If you could go back in time and give yourself a piece of advice at the start of your career, what would that be?

When I started the Aldi Graduate Area Manager Programme I found that I didn’t avail of my colleagues support enough. In hindsight, I can appreciate how supportive a network that Aldi has provided me with. The relationships I have been able to build as a result of the programme are invaluable, and I am so grateful that I have always had so many experienced colleagues that I can rely on for support or to get ideas from.

What advice would you give someone who is thinking about interviewing for this position?

As with any new role, it is important to do your research. Aldi provides plenty of information on our recruitment website on what the role entails, from the interview process to a running order of what the programme will look like week to week. As the job requires you to be on the shop floor at all times, it also helps to visit your local store and speak with staff to get a feel for how the business operates.

What would you say are the key skills and capabilities necessary to be good at what you do?

Aldi Area Managers have a wide range of responsibilities, so a variety of skills are required. It is important to be flexible and adaptable as no two days are ever the same. You must be ready to change plans to support the needs of the business. It’s important to have problem-solving skills, too. Communication skills are also essential, as I work with people all the time and, as a personnel manager, it is also very important to be empathetic.

What is the best career lesson you have learned so far?

I’ve learned not to be afraid to ask for help or advice when I need it. Working as a team is so important in this industry and I’m lucky to have such a great support network at Aldi to learn from and rely on and vice-versa.

If you were applying for the Area Manager role today, how would you prepare?

I would reach out to people already working in the role and ask questions to get the best insight possible. I would also visit stores to see the workings of the company and speak to staff to learn from their daily work. There’s also some very helpful information available on www.aldirecruitment.ie

Is there a particular book or resource you’d recommend to someone early in their career?

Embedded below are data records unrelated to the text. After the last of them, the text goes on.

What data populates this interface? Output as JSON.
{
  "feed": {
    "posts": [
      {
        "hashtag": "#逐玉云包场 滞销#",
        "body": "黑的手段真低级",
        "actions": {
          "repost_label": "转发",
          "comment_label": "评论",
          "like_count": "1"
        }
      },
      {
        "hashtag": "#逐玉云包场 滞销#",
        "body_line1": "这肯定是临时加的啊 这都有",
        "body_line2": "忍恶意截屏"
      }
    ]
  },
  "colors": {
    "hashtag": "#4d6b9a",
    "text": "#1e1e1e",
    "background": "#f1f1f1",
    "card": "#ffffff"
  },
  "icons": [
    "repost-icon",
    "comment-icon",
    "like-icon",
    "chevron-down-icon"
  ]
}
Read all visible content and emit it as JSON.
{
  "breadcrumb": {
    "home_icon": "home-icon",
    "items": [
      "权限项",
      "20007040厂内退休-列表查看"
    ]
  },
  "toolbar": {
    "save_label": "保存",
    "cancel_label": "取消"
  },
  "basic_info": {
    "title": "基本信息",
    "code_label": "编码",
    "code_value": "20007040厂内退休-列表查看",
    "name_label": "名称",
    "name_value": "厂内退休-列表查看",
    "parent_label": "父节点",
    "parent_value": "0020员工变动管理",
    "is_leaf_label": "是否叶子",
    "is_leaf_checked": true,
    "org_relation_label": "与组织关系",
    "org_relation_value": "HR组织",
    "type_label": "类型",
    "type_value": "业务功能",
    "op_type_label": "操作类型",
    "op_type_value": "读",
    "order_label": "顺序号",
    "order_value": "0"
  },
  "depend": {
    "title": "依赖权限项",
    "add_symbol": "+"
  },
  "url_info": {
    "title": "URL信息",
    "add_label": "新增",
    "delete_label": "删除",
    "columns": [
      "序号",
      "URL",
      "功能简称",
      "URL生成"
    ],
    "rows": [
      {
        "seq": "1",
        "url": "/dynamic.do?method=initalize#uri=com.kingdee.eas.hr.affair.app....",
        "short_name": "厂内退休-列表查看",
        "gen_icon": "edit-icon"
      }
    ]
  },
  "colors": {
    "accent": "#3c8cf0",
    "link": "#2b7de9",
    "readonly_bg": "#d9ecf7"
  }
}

I’ve found the How to Fail podcast by Elizabeth Day to be a very insightful listen. The podcast centres on the topic of “failure” and how to overcome it, with advice from guests who are considered extremely successful in their profession. I think accepting that we will sometimes fail and learning how to grow from it is a vital part in anyone’s career. The podcast offers helpful insights from guests from different backgrounds, experiences and learnings.

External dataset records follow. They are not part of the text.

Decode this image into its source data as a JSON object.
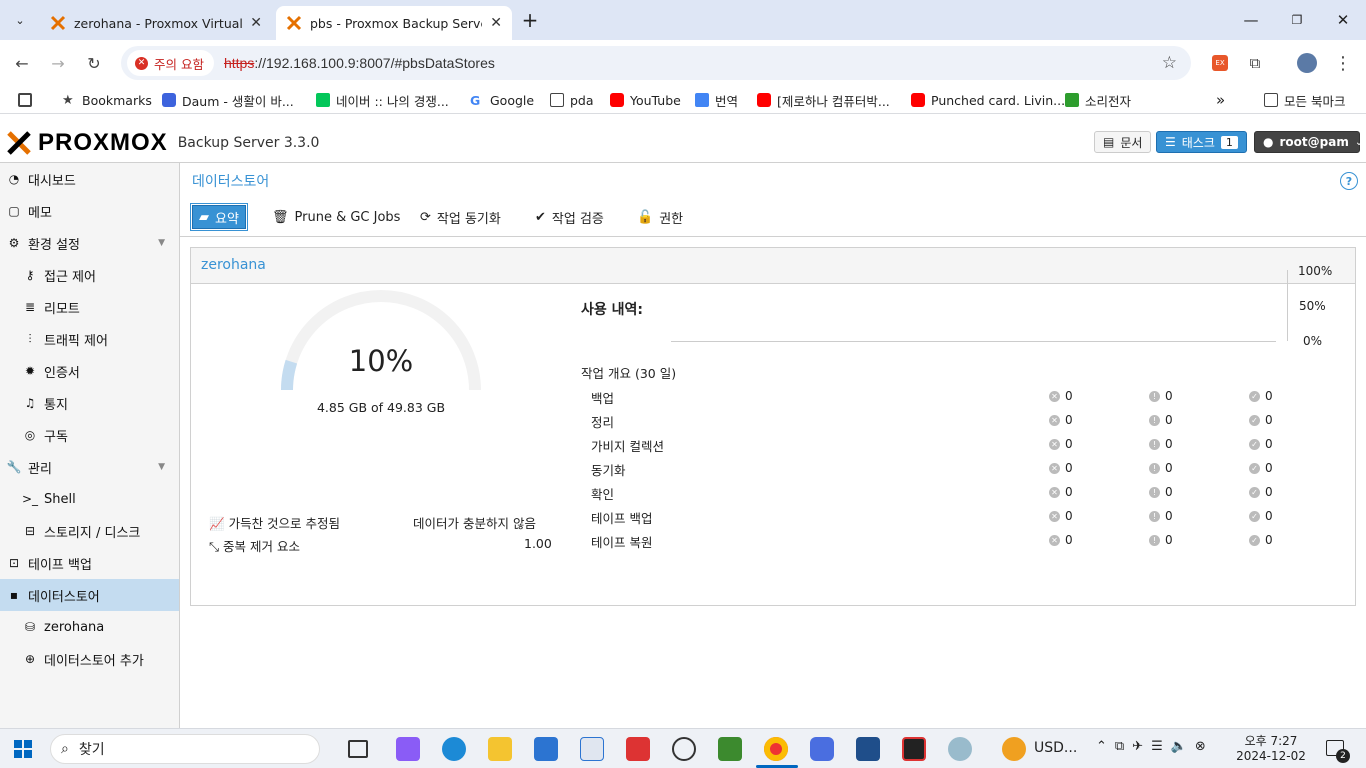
{
  "browser": {
    "tabs": [
      {
        "title": "zerohana - Proxmox Virtual Environment",
        "active": false
      },
      {
        "title": "pbs - Proxmox Backup Server",
        "active": true
      }
    ],
    "security_chip": "주의 요함",
    "url_proto": "https",
    "url_rest": "://192.168.100.9:8007/#pbsDataStores",
    "bookmarks": [
      {
        "label": "Bookmarks"
      },
      {
        "label": "Daum - 생활이 바..."
      },
      {
        "label": "네이버 :: 나의 경쟁..."
      },
      {
        "label": "Google"
      },
      {
        "label": "pda"
      },
      {
        "label": "YouTube"
      },
      {
        "label": "번역"
      },
      {
        "label": "[제로하나 컴퓨터박..."
      },
      {
        "label": "Punched card. Livin..."
      },
      {
        "label": "소리전자"
      }
    ],
    "all_bookmarks": "모든 북마크"
  },
  "pbs": {
    "brand": "PROXMOX",
    "version": "Backup Server 3.3.0",
    "docs_label": "문서",
    "tasks_label": "태스크",
    "tasks_count": "1",
    "user_label": "root@pam"
  },
  "sidebar": {
    "items": [
      {
        "label": "대시보드"
      },
      {
        "label": "메모"
      },
      {
        "label": "환경 설정"
      },
      {
        "label": "접근 제어"
      },
      {
        "label": "리모트"
      },
      {
        "label": "트래픽 제어"
      },
      {
        "label": "인증서"
      },
      {
        "label": "통지"
      },
      {
        "label": "구독"
      },
      {
        "label": "관리"
      },
      {
        "label": "Shell"
      },
      {
        "label": "스토리지 / 디스크"
      },
      {
        "label": "테이프 백업"
      },
      {
        "label": "데이터스토어"
      },
      {
        "label": "zerohana"
      },
      {
        "label": "데이터스토어 추가"
      }
    ]
  },
  "content": {
    "title": "데이터스토어",
    "tabs": [
      {
        "label": "요약"
      },
      {
        "label": "Prune & GC Jobs"
      },
      {
        "label": "작업 동기화"
      },
      {
        "label": "작업 검증"
      },
      {
        "label": "권한"
      }
    ],
    "panel_title": "zerohana",
    "usage_percent": "10%",
    "usage_fraction": 0.0974,
    "usage_text": "4.85 GB of 49.83 GB",
    "estimate_label": "가득찬 것으로 추정됨",
    "estimate_value": "데이터가 충분하지 않음",
    "dedup_label": "중복 제거 요소",
    "dedup_value": "1.00",
    "history_title": "사용 내역:",
    "axis": [
      "100%",
      "50%",
      "0%"
    ],
    "tasks_title": "작업 개요 (30 일)",
    "task_rows": [
      {
        "label": "백업",
        "err": "0",
        "warn": "0",
        "ok": "0"
      },
      {
        "label": "정리",
        "err": "0",
        "warn": "0",
        "ok": "0"
      },
      {
        "label": "가비지 컬렉션",
        "err": "0",
        "warn": "0",
        "ok": "0"
      },
      {
        "label": "동기화",
        "err": "0",
        "warn": "0",
        "ok": "0"
      },
      {
        "label": "확인",
        "err": "0",
        "warn": "0",
        "ok": "0"
      },
      {
        "label": "테이프 백업",
        "err": "0",
        "warn": "0",
        "ok": "0"
      },
      {
        "label": "테이프 복원",
        "err": "0",
        "warn": "0",
        "ok": "0"
      }
    ]
  },
  "taskbar": {
    "search": "찾기",
    "tray_app": "USD...",
    "time": "오후 7:27",
    "date": "2024-12-02",
    "notif_count": "2"
  }
}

Click here for more information on the Aldi’s Graduate Area Manager Programme